Look through the records below and state how many lines carry the string "Privacy", adding nothing.
▼
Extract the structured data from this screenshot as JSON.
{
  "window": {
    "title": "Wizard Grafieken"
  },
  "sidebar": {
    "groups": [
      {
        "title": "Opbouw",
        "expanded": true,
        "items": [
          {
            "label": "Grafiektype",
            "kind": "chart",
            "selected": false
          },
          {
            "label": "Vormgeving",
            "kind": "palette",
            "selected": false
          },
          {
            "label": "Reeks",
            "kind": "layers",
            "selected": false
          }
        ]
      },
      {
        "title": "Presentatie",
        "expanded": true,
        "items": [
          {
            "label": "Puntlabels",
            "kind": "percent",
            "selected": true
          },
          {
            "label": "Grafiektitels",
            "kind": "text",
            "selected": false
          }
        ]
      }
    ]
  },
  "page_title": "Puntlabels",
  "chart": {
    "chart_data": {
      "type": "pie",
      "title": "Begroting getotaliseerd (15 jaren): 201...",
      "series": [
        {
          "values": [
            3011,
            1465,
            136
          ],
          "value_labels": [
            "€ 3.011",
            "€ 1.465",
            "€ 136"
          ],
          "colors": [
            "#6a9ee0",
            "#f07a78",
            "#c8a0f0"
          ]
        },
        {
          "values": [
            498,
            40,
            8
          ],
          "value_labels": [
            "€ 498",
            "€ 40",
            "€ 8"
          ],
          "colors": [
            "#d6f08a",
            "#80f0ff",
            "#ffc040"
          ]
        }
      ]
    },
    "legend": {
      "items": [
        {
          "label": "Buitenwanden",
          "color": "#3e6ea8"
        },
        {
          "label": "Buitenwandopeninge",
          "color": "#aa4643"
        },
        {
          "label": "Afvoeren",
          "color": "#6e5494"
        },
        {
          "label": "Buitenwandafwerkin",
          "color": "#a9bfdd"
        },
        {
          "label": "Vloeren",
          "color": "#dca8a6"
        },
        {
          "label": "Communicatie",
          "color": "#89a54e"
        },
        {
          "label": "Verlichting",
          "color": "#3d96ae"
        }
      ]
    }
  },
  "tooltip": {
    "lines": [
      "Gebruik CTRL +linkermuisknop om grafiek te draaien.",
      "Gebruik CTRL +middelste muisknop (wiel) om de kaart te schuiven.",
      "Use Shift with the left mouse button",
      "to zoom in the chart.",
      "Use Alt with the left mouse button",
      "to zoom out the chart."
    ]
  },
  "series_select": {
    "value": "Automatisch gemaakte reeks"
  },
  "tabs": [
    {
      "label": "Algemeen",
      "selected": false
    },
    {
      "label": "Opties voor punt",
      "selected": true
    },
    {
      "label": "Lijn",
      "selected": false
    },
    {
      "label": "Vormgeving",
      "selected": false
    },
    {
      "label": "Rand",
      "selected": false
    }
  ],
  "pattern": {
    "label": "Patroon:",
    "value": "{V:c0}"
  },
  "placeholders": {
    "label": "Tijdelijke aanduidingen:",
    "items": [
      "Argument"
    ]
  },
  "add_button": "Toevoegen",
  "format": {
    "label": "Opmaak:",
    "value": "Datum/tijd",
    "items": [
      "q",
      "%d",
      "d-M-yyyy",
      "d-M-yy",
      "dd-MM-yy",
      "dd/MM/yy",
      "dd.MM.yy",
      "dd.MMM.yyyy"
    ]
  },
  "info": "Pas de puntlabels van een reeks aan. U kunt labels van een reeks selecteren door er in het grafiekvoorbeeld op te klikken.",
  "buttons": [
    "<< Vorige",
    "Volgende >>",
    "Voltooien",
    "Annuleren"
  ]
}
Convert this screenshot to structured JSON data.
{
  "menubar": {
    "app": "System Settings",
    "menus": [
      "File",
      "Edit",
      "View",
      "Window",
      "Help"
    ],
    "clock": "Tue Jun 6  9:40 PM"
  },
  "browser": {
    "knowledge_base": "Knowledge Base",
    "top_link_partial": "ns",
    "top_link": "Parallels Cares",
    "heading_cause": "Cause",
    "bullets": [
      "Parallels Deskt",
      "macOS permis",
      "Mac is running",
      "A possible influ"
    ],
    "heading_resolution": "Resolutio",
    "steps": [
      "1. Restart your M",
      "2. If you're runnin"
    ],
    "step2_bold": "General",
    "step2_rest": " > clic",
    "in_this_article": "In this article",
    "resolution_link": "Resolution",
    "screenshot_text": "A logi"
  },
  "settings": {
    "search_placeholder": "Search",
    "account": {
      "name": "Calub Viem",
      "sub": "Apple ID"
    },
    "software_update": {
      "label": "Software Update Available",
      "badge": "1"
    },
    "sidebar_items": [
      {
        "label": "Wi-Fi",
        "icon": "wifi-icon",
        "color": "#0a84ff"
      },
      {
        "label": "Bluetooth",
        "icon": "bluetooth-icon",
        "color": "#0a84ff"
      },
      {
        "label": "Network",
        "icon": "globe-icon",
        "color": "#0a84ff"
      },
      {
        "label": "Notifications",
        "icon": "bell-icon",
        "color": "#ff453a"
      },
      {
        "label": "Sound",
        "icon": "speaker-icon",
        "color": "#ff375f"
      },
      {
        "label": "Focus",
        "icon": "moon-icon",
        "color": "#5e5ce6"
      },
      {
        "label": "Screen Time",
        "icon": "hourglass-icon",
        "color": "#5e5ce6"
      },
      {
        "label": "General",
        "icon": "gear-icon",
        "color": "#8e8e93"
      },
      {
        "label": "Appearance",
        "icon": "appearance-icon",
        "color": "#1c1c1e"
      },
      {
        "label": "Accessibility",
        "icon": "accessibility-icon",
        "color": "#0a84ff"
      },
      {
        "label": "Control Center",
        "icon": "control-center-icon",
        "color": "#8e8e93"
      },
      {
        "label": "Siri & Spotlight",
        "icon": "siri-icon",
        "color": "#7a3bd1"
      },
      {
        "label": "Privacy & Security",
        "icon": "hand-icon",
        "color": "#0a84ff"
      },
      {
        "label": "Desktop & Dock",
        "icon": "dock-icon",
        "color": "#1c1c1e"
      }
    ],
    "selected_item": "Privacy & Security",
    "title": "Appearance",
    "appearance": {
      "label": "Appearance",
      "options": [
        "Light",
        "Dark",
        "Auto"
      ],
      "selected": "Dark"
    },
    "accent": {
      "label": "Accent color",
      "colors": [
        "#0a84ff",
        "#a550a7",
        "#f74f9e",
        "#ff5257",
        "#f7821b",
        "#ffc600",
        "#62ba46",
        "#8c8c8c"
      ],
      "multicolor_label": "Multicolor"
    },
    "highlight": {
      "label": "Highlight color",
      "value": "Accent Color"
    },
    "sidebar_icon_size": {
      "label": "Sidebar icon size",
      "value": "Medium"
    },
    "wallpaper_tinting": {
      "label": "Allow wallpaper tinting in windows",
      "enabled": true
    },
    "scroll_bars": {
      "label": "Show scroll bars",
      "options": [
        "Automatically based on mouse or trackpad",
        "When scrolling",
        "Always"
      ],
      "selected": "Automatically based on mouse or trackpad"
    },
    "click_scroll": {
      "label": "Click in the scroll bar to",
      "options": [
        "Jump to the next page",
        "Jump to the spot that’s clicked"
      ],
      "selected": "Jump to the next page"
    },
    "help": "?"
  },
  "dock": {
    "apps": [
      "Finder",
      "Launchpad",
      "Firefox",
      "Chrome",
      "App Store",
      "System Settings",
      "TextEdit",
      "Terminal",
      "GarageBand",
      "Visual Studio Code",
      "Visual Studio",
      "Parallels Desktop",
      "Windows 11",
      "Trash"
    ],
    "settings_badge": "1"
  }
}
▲
Finished exercise:
2